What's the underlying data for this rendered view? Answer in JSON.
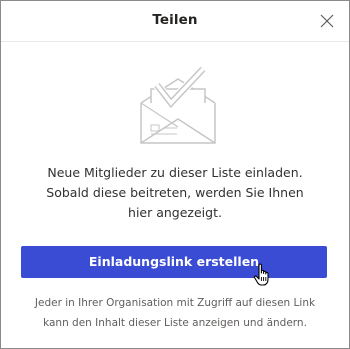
{
  "dialog": {
    "title": "Teilen",
    "close_icon": "close-icon"
  },
  "illustration": {
    "icon": "envelope-checkmark-icon"
  },
  "message": {
    "line1": "Neue Mitglieder zu dieser Liste einladen.",
    "line2": "Sobald diese beitreten, werden Sie Ihnen",
    "line3": "hier angezeigt."
  },
  "actions": {
    "create_link_label": "Einladungslink erstellen",
    "accent_color": "#3b4cd4"
  },
  "footnote": {
    "line1": "Jeder in Ihrer Organisation mit Zugriff auf diesen Link",
    "line2": "kann den Inhalt dieser Liste anzeigen und ändern."
  }
}
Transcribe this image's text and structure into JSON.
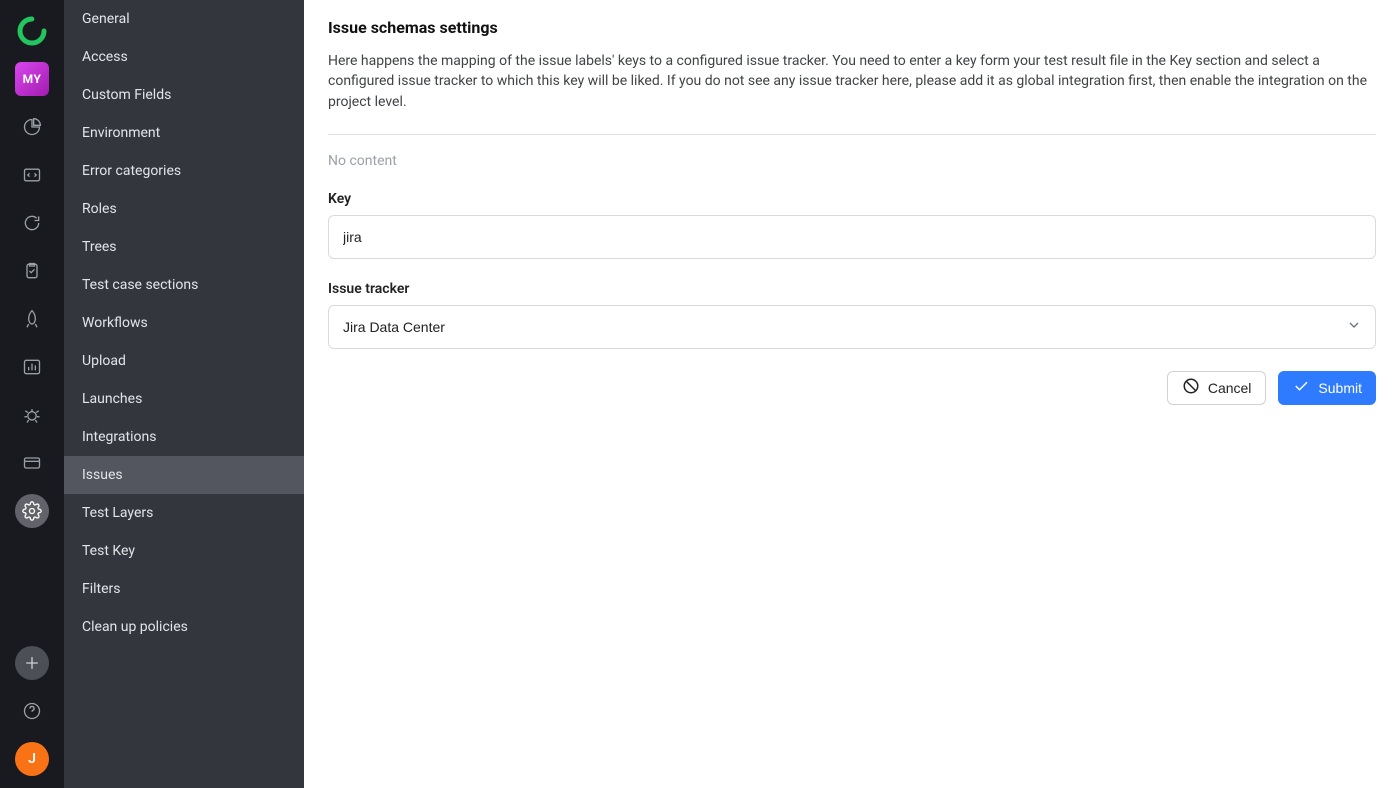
{
  "rail": {
    "project_badge": "MY",
    "user_initial": "J"
  },
  "sidebar": {
    "items": [
      {
        "label": "General",
        "active": false
      },
      {
        "label": "Access",
        "active": false
      },
      {
        "label": "Custom Fields",
        "active": false
      },
      {
        "label": "Environment",
        "active": false
      },
      {
        "label": "Error categories",
        "active": false
      },
      {
        "label": "Roles",
        "active": false
      },
      {
        "label": "Trees",
        "active": false
      },
      {
        "label": "Test case sections",
        "active": false
      },
      {
        "label": "Workflows",
        "active": false
      },
      {
        "label": "Upload",
        "active": false
      },
      {
        "label": "Launches",
        "active": false
      },
      {
        "label": "Integrations",
        "active": false
      },
      {
        "label": "Issues",
        "active": true
      },
      {
        "label": "Test Layers",
        "active": false
      },
      {
        "label": "Test Key",
        "active": false
      },
      {
        "label": "Filters",
        "active": false
      },
      {
        "label": "Clean up policies",
        "active": false
      }
    ]
  },
  "content": {
    "title": "Issue schemas settings",
    "description": "Here happens the mapping of the issue labels' keys to a configured issue tracker. You need to enter a key form your test result file in the Key section and select a configured issue tracker to which this key will be liked. If you do not see any issue tracker here, please add it as global integration first, then enable the integration on the project level.",
    "no_content": "No content",
    "key_label": "Key",
    "key_value": "jira",
    "tracker_label": "Issue tracker",
    "tracker_value": "Jira Data Center",
    "cancel_label": "Cancel",
    "submit_label": "Submit"
  }
}
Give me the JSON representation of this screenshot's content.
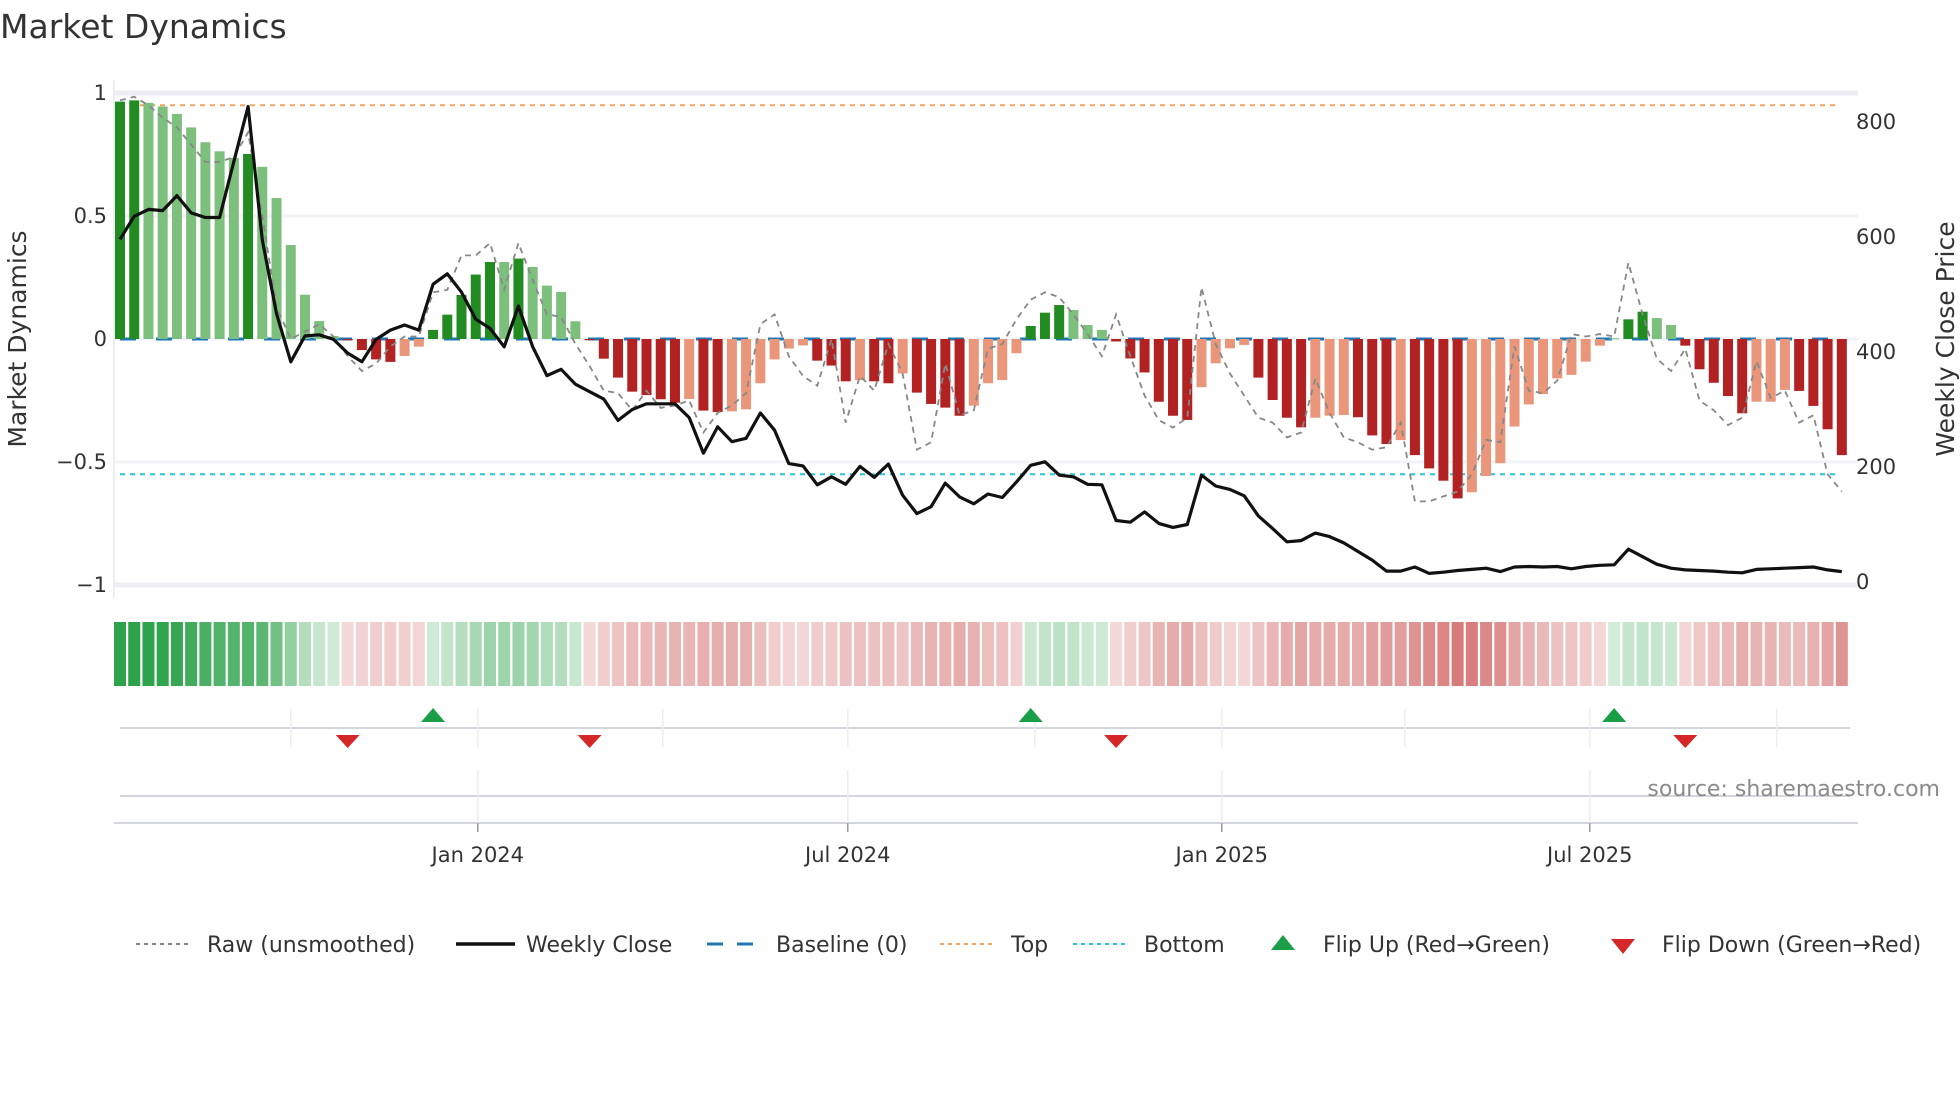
{
  "title": "Market Dynamics",
  "source": "source: sharemaestro.com",
  "legend": {
    "raw": "Raw (unsmoothed)",
    "close": "Weekly Close",
    "baseline": "Baseline (0)",
    "top": "Top",
    "bottom": "Bottom",
    "flip_up": "Flip Up (Red→Green)",
    "flip_down": "Flip Down (Green→Red)"
  },
  "colors": {
    "pos_strong": "#228b22",
    "pos_weak": "#7dbf7d",
    "neg_strong": "#b22222",
    "neg_weak": "#e9967a",
    "raw": "#888888",
    "close": "#111111",
    "baseline": "#1f77b4",
    "top": "#f4a460",
    "bottom": "#29c5d6",
    "flip_up": "#1a9e48",
    "flip_down": "#d62728"
  },
  "chart_data": {
    "type": "bar",
    "title": "Market Dynamics",
    "ylabel": "Market Dynamics",
    "y2label": "Weekly Close Price",
    "ylim": [
      -1,
      1
    ],
    "y2lim": [
      0,
      850
    ],
    "yticks": [
      {
        "v": 1,
        "label": "1"
      },
      {
        "v": 0.5,
        "label": "0.5"
      },
      {
        "v": 0,
        "label": "0"
      },
      {
        "v": -0.5,
        "label": "−0.5"
      },
      {
        "v": -1,
        "label": "−1"
      }
    ],
    "y2ticks": [
      {
        "v": 0,
        "label": "0"
      },
      {
        "v": 200,
        "label": "200"
      },
      {
        "v": 400,
        "label": "400"
      },
      {
        "v": 600,
        "label": "600"
      },
      {
        "v": 800,
        "label": "800"
      }
    ],
    "xticks": [
      {
        "date": "2024-01-01",
        "label": "Jan 2024"
      },
      {
        "date": "2024-07-01",
        "label": "Jul 2024"
      },
      {
        "date": "2025-01-01",
        "label": "Jan 2025"
      },
      {
        "date": "2025-07-01",
        "label": "Jul 2025"
      }
    ],
    "start_date": "2023-07-09",
    "interval_days": 7,
    "top_level": 0.95,
    "bottom_level": -0.55,
    "baseline": 0,
    "dynamics": [
      0.965,
      0.97,
      0.96,
      0.945,
      0.915,
      0.86,
      0.8,
      0.763,
      0.736,
      0.752,
      0.7,
      0.573,
      0.382,
      0.18,
      0.073,
      0.012,
      -0.005,
      -0.045,
      -0.083,
      -0.093,
      -0.069,
      -0.031,
      0.037,
      0.099,
      0.179,
      0.262,
      0.313,
      0.313,
      0.327,
      0.293,
      0.217,
      0.191,
      0.072,
      -0.005,
      -0.08,
      -0.157,
      -0.214,
      -0.228,
      -0.245,
      -0.259,
      -0.244,
      -0.291,
      -0.297,
      -0.294,
      -0.286,
      -0.18,
      -0.083,
      -0.039,
      -0.026,
      -0.088,
      -0.108,
      -0.172,
      -0.167,
      -0.172,
      -0.18,
      -0.14,
      -0.218,
      -0.264,
      -0.279,
      -0.312,
      -0.271,
      -0.18,
      -0.167,
      -0.058,
      0.053,
      0.107,
      0.138,
      0.118,
      0.057,
      0.037,
      -0.01,
      -0.079,
      -0.136,
      -0.255,
      -0.312,
      -0.329,
      -0.196,
      -0.099,
      -0.038,
      -0.024,
      -0.157,
      -0.248,
      -0.32,
      -0.359,
      -0.32,
      -0.312,
      -0.309,
      -0.318,
      -0.392,
      -0.427,
      -0.411,
      -0.472,
      -0.526,
      -0.576,
      -0.648,
      -0.623,
      -0.557,
      -0.505,
      -0.356,
      -0.266,
      -0.224,
      -0.16,
      -0.146,
      -0.092,
      -0.027,
      0.003,
      0.08,
      0.111,
      0.085,
      0.057,
      -0.027,
      -0.123,
      -0.178,
      -0.232,
      -0.302,
      -0.255,
      -0.255,
      -0.207,
      -0.211,
      -0.272,
      -0.367,
      -0.472
    ],
    "strengthening": "ddllllllldlllllldddd lldddddldl lllddddddd lddlllllld ddlddldddd lllldddlll ddddddllll ddddlllddd lddddlllll llllllddll dddddllldddd",
    "raw": [
      0.97,
      0.985,
      0.95,
      0.9,
      0.86,
      0.79,
      0.72,
      0.72,
      0.74,
      0.84,
      0.5,
      0.13,
      0.0,
      0.03,
      0.06,
      0.01,
      -0.07,
      -0.13,
      -0.1,
      -0.03,
      0.01,
      0.01,
      0.19,
      0.2,
      0.34,
      0.34,
      0.39,
      0.2,
      0.39,
      0.24,
      0.1,
      0.09,
      -0.02,
      -0.11,
      -0.21,
      -0.22,
      -0.29,
      -0.21,
      -0.28,
      -0.27,
      -0.25,
      -0.38,
      -0.3,
      -0.27,
      -0.22,
      0.06,
      0.1,
      -0.07,
      -0.15,
      -0.19,
      0.0,
      -0.34,
      -0.15,
      -0.21,
      -0.02,
      -0.14,
      -0.45,
      -0.42,
      -0.1,
      -0.31,
      -0.29,
      -0.04,
      -0.02,
      0.08,
      0.16,
      0.19,
      0.17,
      0.1,
      0.02,
      -0.07,
      0.1,
      -0.07,
      -0.23,
      -0.33,
      -0.36,
      -0.32,
      0.21,
      -0.02,
      -0.14,
      -0.23,
      -0.32,
      -0.34,
      -0.4,
      -0.38,
      -0.16,
      -0.3,
      -0.4,
      -0.42,
      -0.45,
      -0.44,
      -0.34,
      -0.66,
      -0.66,
      -0.64,
      -0.62,
      -0.55,
      -0.41,
      -0.42,
      -0.03,
      -0.21,
      -0.22,
      -0.17,
      0.02,
      0.01,
      0.02,
      0.01,
      0.31,
      0.1,
      -0.08,
      -0.13,
      -0.04,
      -0.25,
      -0.29,
      -0.35,
      -0.32,
      -0.09,
      -0.24,
      -0.21,
      -0.34,
      -0.31,
      -0.55,
      -0.62
    ],
    "weekly_close": [
      596,
      636,
      648,
      646,
      672,
      642,
      634,
      634,
      731,
      827,
      595,
      467,
      383,
      428,
      430,
      422,
      398,
      383,
      422,
      438,
      447,
      438,
      518,
      536,
      504,
      457,
      441,
      409,
      480,
      409,
      359,
      370,
      344,
      331,
      318,
      281,
      300,
      310,
      310,
      310,
      286,
      224,
      270,
      244,
      250,
      294,
      264,
      206,
      202,
      169,
      183,
      170,
      201,
      182,
      205,
      151,
      119,
      131,
      172,
      148,
      136,
      153,
      147,
      174,
      203,
      209,
      186,
      183,
      170,
      169,
      107,
      104,
      122,
      102,
      95,
      100,
      186,
      167,
      161,
      150,
      115,
      93,
      70,
      72,
      85,
      79,
      68,
      53,
      38,
      19,
      19,
      26,
      15,
      17,
      20,
      22,
      24,
      18,
      26,
      27,
      26,
      27,
      23,
      27,
      29,
      30,
      57,
      44,
      31,
      24,
      21,
      20,
      19,
      17,
      16,
      22,
      23,
      24,
      25,
      26,
      21,
      18
    ],
    "flip_up_weeks": [
      22,
      64,
      105
    ],
    "flip_down_weeks": [
      16,
      33,
      70,
      110
    ],
    "legend_position": "bottom"
  }
}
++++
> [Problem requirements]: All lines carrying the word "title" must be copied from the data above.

> [Answer box]:
    "title": "Teilen",
    "title": "Issue schemas settings",
  "title": "Market Dynamics",
    "title": "Market Dynamics",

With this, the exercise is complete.